# To do:
Return all of the data exactly as written, without the pictures.

# Stored data:
____
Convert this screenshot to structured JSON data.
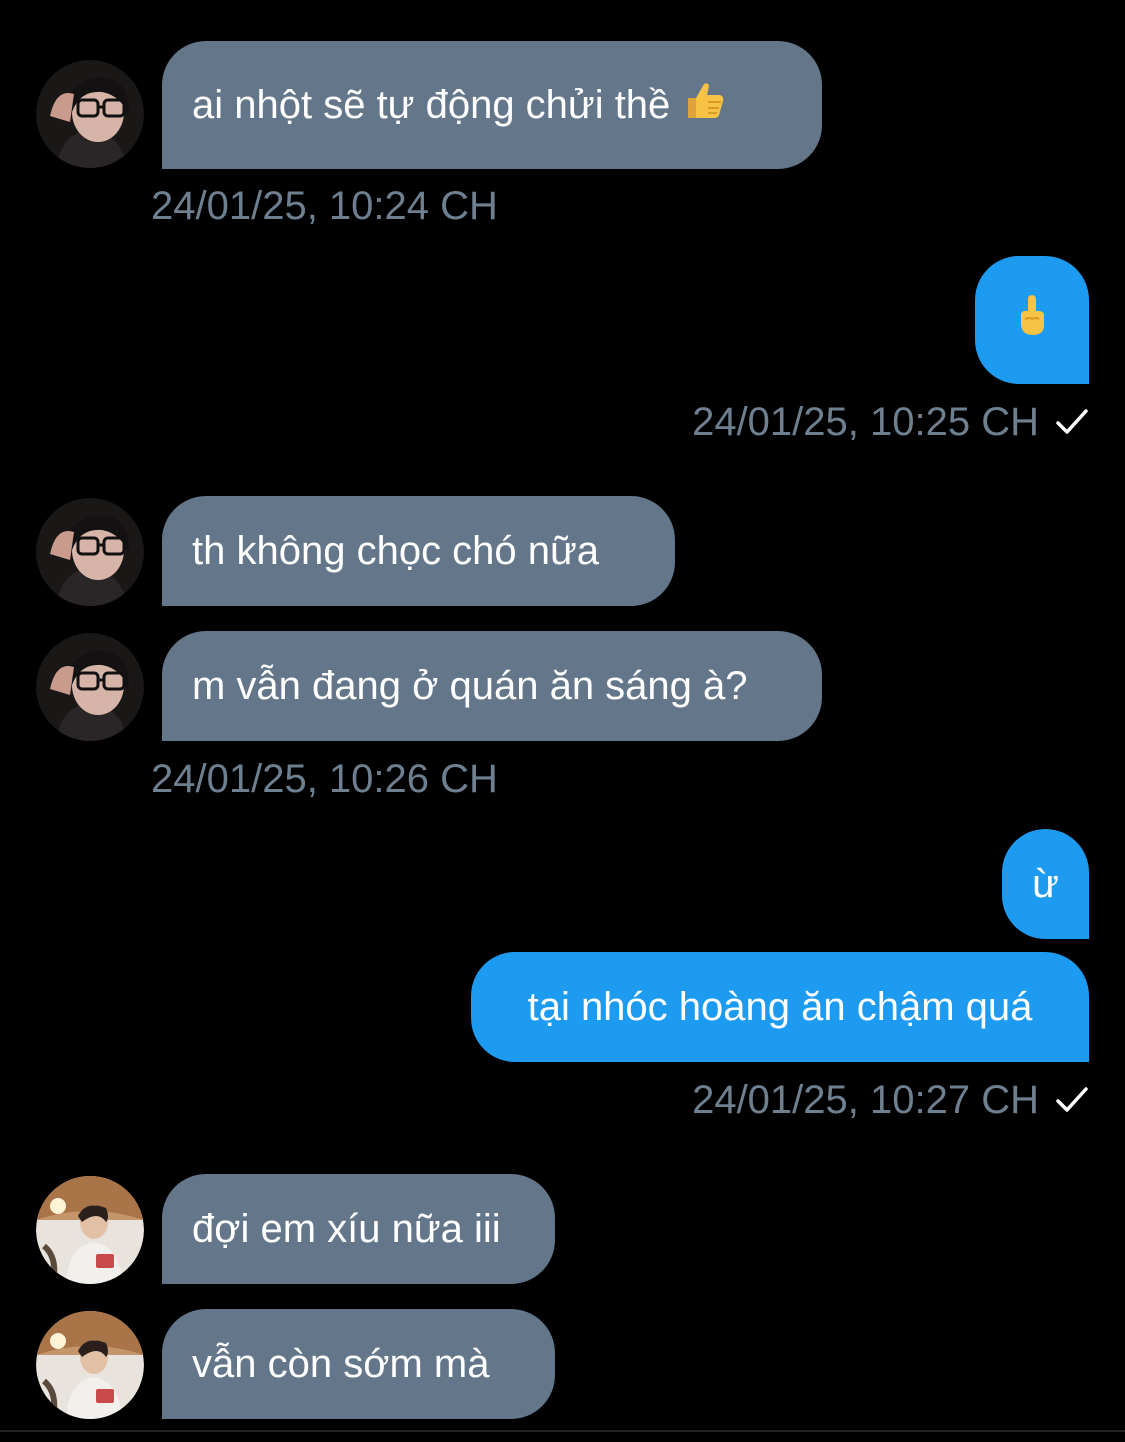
{
  "conversation": {
    "messages": [
      {
        "direction": "in",
        "text": "ai nhột sẽ tự động chửi thề",
        "emoji": "thumbs-up"
      },
      {
        "direction": "in",
        "text": "th không chọc chó nữa"
      },
      {
        "direction": "in",
        "text": "m vẫn đang ở quán ăn sáng à?"
      },
      {
        "direction": "out",
        "text": "ừ"
      },
      {
        "direction": "out",
        "text": "tại nhóc hoàng ăn chậm quá"
      },
      {
        "direction": "in",
        "text": "đợi em xíu nữa iii"
      },
      {
        "direction": "in",
        "text": "vẫn còn sớm mà"
      }
    ],
    "outgoing_emoji_message": {
      "emoji": "middle-finger"
    },
    "timestamps": [
      "24/01/25, 10:24 CH",
      "24/01/25, 10:25 CH",
      "24/01/25, 10:26 CH",
      "24/01/25, 10:27 CH"
    ]
  },
  "colors": {
    "background": "#000000",
    "incoming_bubble": "#64768a",
    "outgoing_bubble": "#1d9bf0",
    "timestamp_text": "#6e7f8f"
  },
  "icons": {
    "sent_status": "check-icon"
  }
}
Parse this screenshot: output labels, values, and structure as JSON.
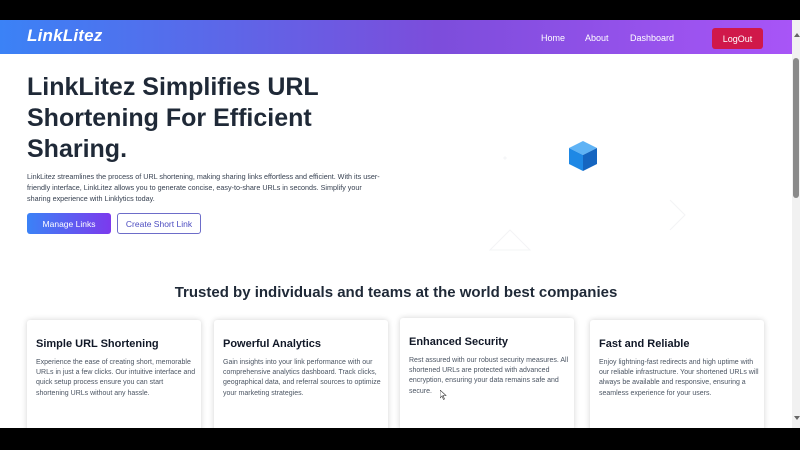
{
  "navbar": {
    "logo": "LinkLitez",
    "links": [
      "Home",
      "About",
      "Dashboard"
    ],
    "logout_label": "LogOut"
  },
  "hero": {
    "title": "LinkLitez Simplifies URL Shortening For Efficient Sharing.",
    "description": "LinkLitez streamlines the process of URL shortening, making sharing links effortless and efficient. With its user-friendly interface, LinkLitez allows you to generate concise, easy-to-share URLs in seconds. Simplify your sharing experience with Linklytics today.",
    "primary_button": "Manage Links",
    "secondary_button": "Create Short Link"
  },
  "trusted": {
    "title": "Trusted by individuals and teams at the world best companies"
  },
  "features": [
    {
      "title": "Simple URL Shortening",
      "text": "Experience the ease of creating short, memorable URLs in just a few clicks. Our intuitive interface and quick setup process ensure you can start shortening URLs without any hassle."
    },
    {
      "title": "Powerful Analytics",
      "text": "Gain insights into your link performance with our comprehensive analytics dashboard. Track clicks, geographical data, and referral sources to optimize your marketing strategies."
    },
    {
      "title": "Enhanced Security",
      "text": "Rest assured with our robust security measures. All shortened URLs are protected with advanced encryption, ensuring your data remains safe and secure."
    },
    {
      "title": "Fast and Reliable",
      "text": "Enjoy lightning-fast redirects and high uptime with our reliable infrastructure. Your shortened URLs will always be available and responsive, ensuring a seamless experience for your users."
    }
  ],
  "colors": {
    "nav_gradient_start": "#3b82f6",
    "nav_gradient_end": "#a855f7",
    "logout": "#d0184a",
    "cube": "#1e88e5"
  },
  "icons": [
    "cube-icon",
    "mouse-cursor-icon"
  ]
}
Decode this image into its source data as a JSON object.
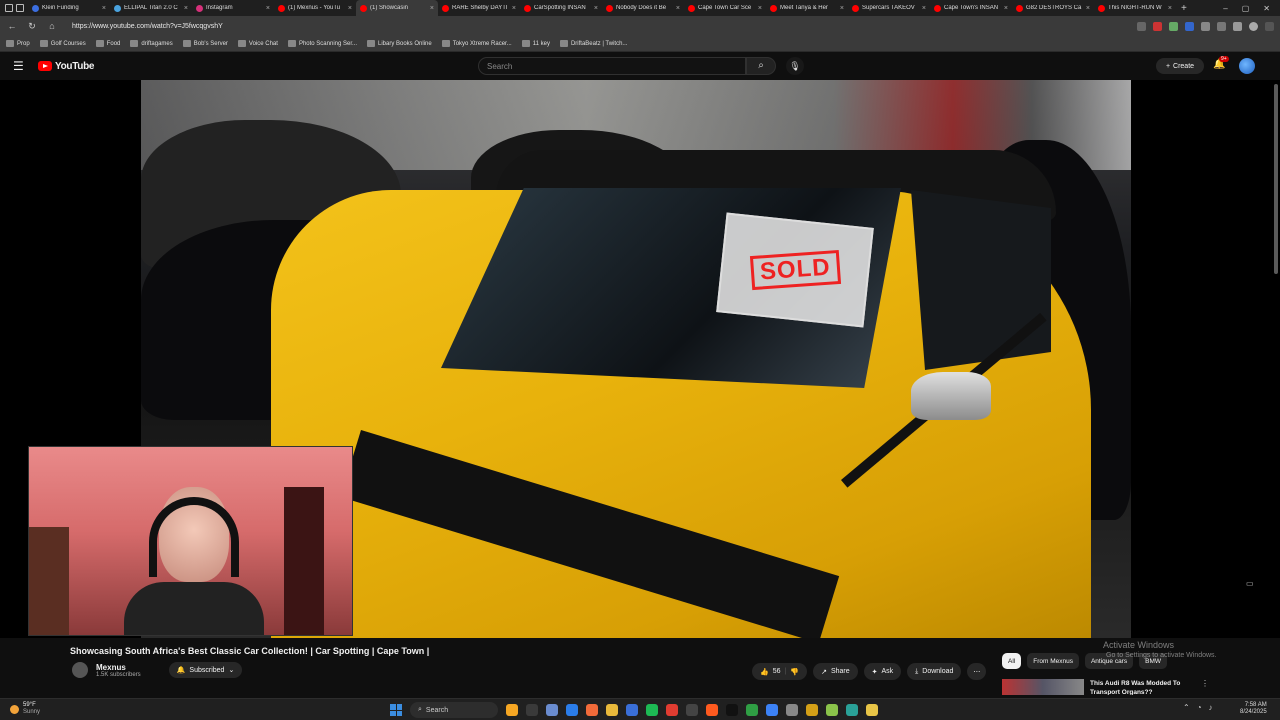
{
  "browser": {
    "tabs": [
      {
        "title": "Klein Funding",
        "color": "#3b6ee0"
      },
      {
        "title": "ELLIPAL Titan 2.0 C",
        "color": "#4aa3df"
      },
      {
        "title": "Instagram",
        "color": "#d6307a"
      },
      {
        "title": "(1) Mexnus - YouTu",
        "color": "#ff0000"
      },
      {
        "title": "(1) Showcasin",
        "color": "#ff0000",
        "active": true
      },
      {
        "title": "RARE Shelby DAYTI",
        "color": "#ff0000"
      },
      {
        "title": "CarSpotting INSAN",
        "color": "#ff0000"
      },
      {
        "title": "Nobody Does it Be",
        "color": "#ff0000"
      },
      {
        "title": "Cape Town Car Sce",
        "color": "#ff0000"
      },
      {
        "title": "Meet Tanya & Her",
        "color": "#ff0000"
      },
      {
        "title": "Supercars TAKEOV",
        "color": "#ff0000"
      },
      {
        "title": "Cape Town's INSAN",
        "color": "#ff0000"
      },
      {
        "title": "G82 DESTROYS Ca",
        "color": "#ff0000"
      },
      {
        "title": "This NIGHT-RUN W",
        "color": "#ff0000"
      }
    ],
    "url": "https://www.youtube.com/watch?v=J5fwcqgvshY",
    "bookmarks": [
      "Prop",
      "Golf Courses",
      "Food",
      "driftagames",
      "Bob's Server",
      "Voice Chat",
      "Photo Scanning Ser...",
      "Libary Books Online",
      "Tokyo Xtreme Racer...",
      "11 key",
      "DriftaBeatz | Twitch..."
    ]
  },
  "youtube": {
    "logo_text": "YouTube",
    "search_placeholder": "Search",
    "create_label": "Create",
    "notification_count": "9+"
  },
  "video": {
    "sold_sign": "SOLD",
    "title": "Showcasing South Africa's Best Classic Car Collection! | Car Spotting | Cape Town |",
    "channel_name": "Mexnus",
    "subscribers": "1.5K subscribers",
    "subscribed_label": "Subscribed",
    "likes": "56",
    "share_label": "Share",
    "ask_label": "Ask",
    "download_label": "Download"
  },
  "chips": [
    "All",
    "From Mexnus",
    "Antique cars",
    "BMW"
  ],
  "recommendation": {
    "title": "This Audi R8 Was Modded To Transport Organs??"
  },
  "watermark": {
    "line1": "Activate Windows",
    "line2": "Go to Settings to activate Windows."
  },
  "taskbar": {
    "temp": "59°F",
    "condition": "Sunny",
    "search_label": "Search",
    "time": "7:58 AM",
    "date": "8/24/2025",
    "apps": [
      "#f5a623",
      "#3a3a3a",
      "#6a8ccf",
      "#2b7de9",
      "#f26b3a",
      "#e9b93b",
      "#3a6fd8",
      "#1db954",
      "#e03c31",
      "#444",
      "#ff5a1f",
      "#111",
      "#2f9e44",
      "#3c82f6",
      "#888",
      "#d4a017",
      "#8bc34a",
      "#2aa198",
      "#e8c547"
    ]
  }
}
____
# Your solution:
Convert this screenshot to structured JSON data.
{
  "conversation": {
    "messages": [
      {
        "direction": "in",
        "text": "ai nhột sẽ tự động chửi thề",
        "emoji": "thumbs-up"
      },
      {
        "direction": "in",
        "text": "th không chọc chó nữa"
      },
      {
        "direction": "in",
        "text": "m vẫn đang ở quán ăn sáng à?"
      },
      {
        "direction": "out",
        "text": "ừ"
      },
      {
        "direction": "out",
        "text": "tại nhóc hoàng ăn chậm quá"
      },
      {
        "direction": "in",
        "text": "đợi em xíu nữa iii"
      },
      {
        "direction": "in",
        "text": "vẫn còn sớm mà"
      }
    ],
    "outgoing_emoji_message": {
      "emoji": "middle-finger"
    },
    "timestamps": [
      "24/01/25, 10:24 CH",
      "24/01/25, 10:25 CH",
      "24/01/25, 10:26 CH",
      "24/01/25, 10:27 CH"
    ]
  },
  "colors": {
    "background": "#000000",
    "incoming_bubble": "#64768a",
    "outgoing_bubble": "#1d9bf0",
    "timestamp_text": "#6e7f8f"
  },
  "icons": {
    "sent_status": "check-icon"
  }
}
Parse this screenshot: output labels, values, and structure as JSON.
{
  "navbar": {
    "logo": "LinkLitez",
    "links": [
      "Home",
      "About",
      "Dashboard"
    ],
    "logout_label": "LogOut"
  },
  "hero": {
    "title": "LinkLitez Simplifies URL Shortening For Efficient Sharing.",
    "description": "LinkLitez streamlines the process of URL shortening, making sharing links effortless and efficient. With its user-friendly interface, LinkLitez allows you to generate concise, easy-to-share URLs in seconds. Simplify your sharing experience with Linklytics today.",
    "primary_button": "Manage Links",
    "secondary_button": "Create Short Link"
  },
  "trusted": {
    "title": "Trusted by individuals and teams at the world best companies"
  },
  "features": [
    {
      "title": "Simple URL Shortening",
      "text": "Experience the ease of creating short, memorable URLs in just a few clicks. Our intuitive interface and quick setup process ensure you can start shortening URLs without any hassle."
    },
    {
      "title": "Powerful Analytics",
      "text": "Gain insights into your link performance with our comprehensive analytics dashboard. Track clicks, geographical data, and referral sources to optimize your marketing strategies."
    },
    {
      "title": "Enhanced Security",
      "text": "Rest assured with our robust security measures. All shortened URLs are protected with advanced encryption, ensuring your data remains safe and secure."
    },
    {
      "title": "Fast and Reliable",
      "text": "Enjoy lightning-fast redirects and high uptime with our reliable infrastructure. Your shortened URLs will always be available and responsive, ensuring a seamless experience for your users."
    }
  ],
  "colors": {
    "nav_gradient_start": "#3b82f6",
    "nav_gradient_end": "#a855f7",
    "logout": "#d0184a",
    "cube": "#1e88e5"
  },
  "icons": [
    "cube-icon",
    "mouse-cursor-icon"
  ]
}
Decode this image into its source data as a JSON object.
{
  "browser": {
    "tabs": [
      {
        "title": "Klein Funding",
        "color": "#3b6ee0"
      },
      {
        "title": "ELLIPAL Titan 2.0 C",
        "color": "#4aa3df"
      },
      {
        "title": "Instagram",
        "color": "#d6307a"
      },
      {
        "title": "(1) Mexnus - YouTu",
        "color": "#ff0000"
      },
      {
        "title": "(1) Showcasin",
        "color": "#ff0000",
        "active": true
      },
      {
        "title": "RARE Shelby DAYTI",
        "color": "#ff0000"
      },
      {
        "title": "CarSpotting INSAN",
        "color": "#ff0000"
      },
      {
        "title": "Nobody Does it Be",
        "color": "#ff0000"
      },
      {
        "title": "Cape Town Car Sce",
        "color": "#ff0000"
      },
      {
        "title": "Meet Tanya & Her",
        "color": "#ff0000"
      },
      {
        "title": "Supercars TAKEOV",
        "color": "#ff0000"
      },
      {
        "title": "Cape Town's INSAN",
        "color": "#ff0000"
      },
      {
        "title": "G82 DESTROYS Ca",
        "color": "#ff0000"
      },
      {
        "title": "This NIGHT-RUN W",
        "color": "#ff0000"
      }
    ],
    "url": "https://www.youtube.com/watch?v=J5fwcqgvshY",
    "bookmarks": [
      "Prop",
      "Golf Courses",
      "Food",
      "driftagames",
      "Bob's Server",
      "Voice Chat",
      "Photo Scanning Ser...",
      "Libary Books Online",
      "Tokyo Xtreme Racer...",
      "11 key",
      "DriftaBeatz | Twitch..."
    ]
  },
  "youtube": {
    "logo_text": "YouTube",
    "search_placeholder": "Search",
    "create_label": "Create",
    "notification_count": "9+"
  },
  "video": {
    "sold_sign": "SOLD",
    "title": "Showcasing South Africa's Best Classic Car Collection! | Car Spotting | Cape Town |",
    "channel_name": "Mexnus",
    "subscribers": "1.5K subscribers",
    "subscribed_label": "Subscribed",
    "likes": "56",
    "share_label": "Share",
    "ask_label": "Ask",
    "download_label": "Download"
  },
  "chips": [
    "All",
    "From Mexnus",
    "Antique cars",
    "BMW"
  ],
  "recommendation": {
    "title": "This Audi R8 Was Modded To Transport Organs??"
  },
  "watermark": {
    "line1": "Activate Windows",
    "line2": "Go to Settings to activate Windows."
  },
  "taskbar": {
    "temp": "59°F",
    "condition": "Sunny",
    "search_label": "Search",
    "time": "7:58 AM",
    "date": "8/24/2025",
    "apps": [
      "#f5a623",
      "#3a3a3a",
      "#6a8ccf",
      "#2b7de9",
      "#f26b3a",
      "#e9b93b",
      "#3a6fd8",
      "#1db954",
      "#e03c31",
      "#444",
      "#ff5a1f",
      "#111",
      "#2f9e44",
      "#3c82f6",
      "#888",
      "#d4a017",
      "#8bc34a",
      "#2aa198",
      "#e8c547"
    ]
  }
}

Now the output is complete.